The RavenDB .NET Client API
So far we have spoken in abstracts, about NoSQL in general and RavenDB in particular. In this chapter we focus on the .NET Client API. We will go through all the steps required to perform basic CRUD operations using RavenDB, familiarizing ourselves with RavenDB APIs, concepts and workings.
What is the .NET Client API?
Given a RavenDB server, embedded or remote, the Client API allows easy access to it from any .NET language. The .NET Client API exposes all aspects of the RavenDB server to your application in a seamless manner.
In addition to transparently managing all client-server communications, the Client API is also responsible for a complete integrated experience for the .NET consumer application. Among other things, the Client API is responsible for implementing the Unit of Work pattern, applying conventions to the process of saving/loading of data, integrating with
System.Transactions, batching requests to the server, caching, and more.
The easiest way to start using RavenDB is by using nuget, but you can also reference the DLLs provided with the build package downloaded from our build server. A complete guide for doing so can be found in the Quickstart tutorials.
.NET Client API design guidelines
The RavenDB Client API design intentionally mimics the widely familiar NHibernate API. The API is composed of the following main classes:
IDocumentSession - The document session is used to interact with the RavenDB database, load data from the database, query the database, save and delete. The session objects are cheap to create and are not thread safe. If an exception is thrown by any
IDocumentSessionmethod, the behavior of all of the methods (except
Dispose) is undefined. Instances of this interface implement the Unit of Work pattern, change tracking and all other goodies we mentioned above like transaction management. When using the Client API, most of the operations you will do will be through a session object.
IDocumentStore - This is the session factory. It is expensive to create, thread safe and should only be created once per application. The Document Store is in charge of the actual client/server communication, and is what holds the conventions related to saving/loading data and any other global configuration, such as the http cache for that server.
The Document Store
First, you are going to need to declare and instantiate a document store. We will go into more details on the various ways there are to instantiate a document store in the next section.
A document store instance is your communication channel to the RavenDB server it is pointing at. When created, it is being fed with the location of the server, and upon request it serves a session object which you can use to perform actual database operations with.
The session object provides a fully transactional way of performing database operations.

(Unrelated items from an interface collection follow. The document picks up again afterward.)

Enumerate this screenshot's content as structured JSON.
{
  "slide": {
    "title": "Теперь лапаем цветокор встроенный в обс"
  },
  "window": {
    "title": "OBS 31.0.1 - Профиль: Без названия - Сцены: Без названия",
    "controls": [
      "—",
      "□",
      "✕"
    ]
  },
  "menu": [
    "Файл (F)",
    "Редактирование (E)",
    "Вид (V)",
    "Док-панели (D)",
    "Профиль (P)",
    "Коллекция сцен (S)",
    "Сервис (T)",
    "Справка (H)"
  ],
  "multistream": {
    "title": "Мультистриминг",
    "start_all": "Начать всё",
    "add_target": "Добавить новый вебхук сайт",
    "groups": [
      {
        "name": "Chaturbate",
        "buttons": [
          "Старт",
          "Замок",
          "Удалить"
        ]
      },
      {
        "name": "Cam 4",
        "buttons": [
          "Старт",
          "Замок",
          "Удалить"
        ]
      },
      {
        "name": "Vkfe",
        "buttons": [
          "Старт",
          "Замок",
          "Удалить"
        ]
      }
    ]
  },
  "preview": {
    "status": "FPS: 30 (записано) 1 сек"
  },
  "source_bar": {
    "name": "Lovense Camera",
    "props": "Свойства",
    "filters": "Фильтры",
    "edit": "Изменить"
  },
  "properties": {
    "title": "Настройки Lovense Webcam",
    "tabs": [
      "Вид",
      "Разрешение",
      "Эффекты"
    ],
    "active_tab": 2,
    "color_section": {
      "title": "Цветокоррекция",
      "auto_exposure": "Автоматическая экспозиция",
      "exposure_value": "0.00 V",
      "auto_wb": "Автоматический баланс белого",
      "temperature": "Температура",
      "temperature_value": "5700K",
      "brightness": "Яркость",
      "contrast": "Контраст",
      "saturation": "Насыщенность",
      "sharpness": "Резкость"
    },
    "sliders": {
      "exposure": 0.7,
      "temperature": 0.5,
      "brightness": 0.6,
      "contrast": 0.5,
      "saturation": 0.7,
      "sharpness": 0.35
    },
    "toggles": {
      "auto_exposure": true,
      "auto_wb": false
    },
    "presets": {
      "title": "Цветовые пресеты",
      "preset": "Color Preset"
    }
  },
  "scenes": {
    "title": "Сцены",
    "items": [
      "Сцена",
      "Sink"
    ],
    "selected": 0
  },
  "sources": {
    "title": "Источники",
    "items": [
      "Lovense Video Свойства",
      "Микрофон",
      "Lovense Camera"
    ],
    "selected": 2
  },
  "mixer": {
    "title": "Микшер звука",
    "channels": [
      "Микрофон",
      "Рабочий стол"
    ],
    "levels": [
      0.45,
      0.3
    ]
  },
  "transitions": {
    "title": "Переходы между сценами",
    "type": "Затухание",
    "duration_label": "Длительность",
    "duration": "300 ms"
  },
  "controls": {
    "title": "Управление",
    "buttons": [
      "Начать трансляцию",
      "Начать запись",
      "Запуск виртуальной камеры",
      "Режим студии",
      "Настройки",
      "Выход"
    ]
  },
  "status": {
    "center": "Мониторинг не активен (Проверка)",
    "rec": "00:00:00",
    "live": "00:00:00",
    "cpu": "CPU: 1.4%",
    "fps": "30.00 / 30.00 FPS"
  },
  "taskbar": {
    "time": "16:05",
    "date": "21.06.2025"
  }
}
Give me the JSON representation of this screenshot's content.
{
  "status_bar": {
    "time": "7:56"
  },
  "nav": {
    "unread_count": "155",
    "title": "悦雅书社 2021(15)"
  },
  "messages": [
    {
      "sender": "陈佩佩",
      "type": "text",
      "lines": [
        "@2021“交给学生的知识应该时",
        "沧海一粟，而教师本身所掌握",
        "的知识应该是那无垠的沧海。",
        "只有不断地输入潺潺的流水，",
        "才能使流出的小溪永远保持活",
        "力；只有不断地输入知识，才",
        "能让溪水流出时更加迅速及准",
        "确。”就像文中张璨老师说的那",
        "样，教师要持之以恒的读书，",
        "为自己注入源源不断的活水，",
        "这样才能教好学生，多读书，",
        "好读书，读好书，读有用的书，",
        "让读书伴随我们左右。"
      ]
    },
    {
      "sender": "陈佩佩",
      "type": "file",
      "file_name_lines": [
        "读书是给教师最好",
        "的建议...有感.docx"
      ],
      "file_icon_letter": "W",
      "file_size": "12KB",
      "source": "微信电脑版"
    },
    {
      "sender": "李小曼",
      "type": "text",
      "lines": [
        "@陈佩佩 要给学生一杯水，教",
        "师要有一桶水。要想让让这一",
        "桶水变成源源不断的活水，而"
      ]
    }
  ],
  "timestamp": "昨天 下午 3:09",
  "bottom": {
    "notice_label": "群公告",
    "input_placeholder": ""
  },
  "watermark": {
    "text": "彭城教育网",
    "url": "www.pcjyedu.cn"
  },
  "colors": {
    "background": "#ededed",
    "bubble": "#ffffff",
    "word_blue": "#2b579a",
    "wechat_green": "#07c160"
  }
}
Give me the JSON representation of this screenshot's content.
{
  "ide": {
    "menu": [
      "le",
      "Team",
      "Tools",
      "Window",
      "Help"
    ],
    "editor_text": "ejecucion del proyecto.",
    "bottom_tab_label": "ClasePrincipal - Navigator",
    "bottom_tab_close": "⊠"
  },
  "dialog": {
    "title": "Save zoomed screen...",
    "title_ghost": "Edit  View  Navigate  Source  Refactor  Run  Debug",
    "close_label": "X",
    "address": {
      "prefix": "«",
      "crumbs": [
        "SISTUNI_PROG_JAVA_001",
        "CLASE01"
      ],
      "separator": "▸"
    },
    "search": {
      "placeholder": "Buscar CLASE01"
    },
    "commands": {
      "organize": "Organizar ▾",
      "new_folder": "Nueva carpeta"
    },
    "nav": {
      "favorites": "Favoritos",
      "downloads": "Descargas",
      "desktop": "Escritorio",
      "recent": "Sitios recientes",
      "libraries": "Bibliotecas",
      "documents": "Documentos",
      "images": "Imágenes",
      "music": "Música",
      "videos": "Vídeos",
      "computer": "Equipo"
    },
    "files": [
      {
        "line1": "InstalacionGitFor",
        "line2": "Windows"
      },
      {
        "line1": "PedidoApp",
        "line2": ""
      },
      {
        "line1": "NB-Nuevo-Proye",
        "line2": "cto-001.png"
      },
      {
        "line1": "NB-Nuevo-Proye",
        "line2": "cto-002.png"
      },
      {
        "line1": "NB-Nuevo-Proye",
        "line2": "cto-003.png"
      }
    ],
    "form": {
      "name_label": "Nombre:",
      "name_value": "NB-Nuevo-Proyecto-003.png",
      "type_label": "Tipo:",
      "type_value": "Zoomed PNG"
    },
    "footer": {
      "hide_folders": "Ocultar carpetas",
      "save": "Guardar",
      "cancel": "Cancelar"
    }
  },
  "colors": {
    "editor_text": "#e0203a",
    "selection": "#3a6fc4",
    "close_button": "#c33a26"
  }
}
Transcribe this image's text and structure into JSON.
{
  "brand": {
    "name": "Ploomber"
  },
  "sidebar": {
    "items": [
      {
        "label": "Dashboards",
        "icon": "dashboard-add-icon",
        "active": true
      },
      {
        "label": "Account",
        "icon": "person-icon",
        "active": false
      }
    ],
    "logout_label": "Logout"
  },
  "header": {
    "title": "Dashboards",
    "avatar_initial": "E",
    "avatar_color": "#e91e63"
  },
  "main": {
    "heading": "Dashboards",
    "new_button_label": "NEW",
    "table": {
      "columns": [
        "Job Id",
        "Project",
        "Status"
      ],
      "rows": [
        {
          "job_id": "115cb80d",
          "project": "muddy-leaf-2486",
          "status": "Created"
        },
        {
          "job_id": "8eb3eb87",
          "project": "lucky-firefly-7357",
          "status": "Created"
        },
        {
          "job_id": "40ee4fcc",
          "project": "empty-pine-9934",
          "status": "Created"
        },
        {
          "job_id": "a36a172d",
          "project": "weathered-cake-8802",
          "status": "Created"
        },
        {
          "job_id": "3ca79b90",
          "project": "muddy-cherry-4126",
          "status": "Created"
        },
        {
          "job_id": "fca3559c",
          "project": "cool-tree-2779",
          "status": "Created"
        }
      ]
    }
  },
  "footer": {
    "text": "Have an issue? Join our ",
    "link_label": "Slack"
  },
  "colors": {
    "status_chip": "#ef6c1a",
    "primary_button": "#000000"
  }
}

The session allows the consumer to store data into the database, and load it back when necessary using queries or by document id.
Other, more advanced operations are also accessible from the Session object, and are discussed in length later in this chapter.
Once a session has been opened, all entities that are retrieved from the server are tracked, and whenever an entity has changed the user can choose whether to save it back changed to the data store, or to discard the changes made locally.
By default, all POCOs (POCO stands for "Plain Old CLR Object" - a .NET class instance) are serialized in the following manner:
All properties with a getter are serialized, regardless of their visibility (public, private or protected)
All public fields are serialized, non-public fields are ignored
This behavior can be customized, as discussed later in this chapter.
When using the Client API, each POCO stored in RavenDB is considered a _Document_. When stored, it is serialized to JSON and then saved to the database. Entities of different types (for example, objects of classes BlogPost, User, and Comment) are grouped by their type and added to one collection by default, creating new documents with IDs like
comments/1. Note how the class name is used to create the collection name, in its plural form.
As we mentioned before, this ID format is merely a convention, and document IDs can be any string.
RavenDB will automatically assign IDs to objects you save into it, whether or not you have an Id property in your objects. We will discuss this later in the chapter.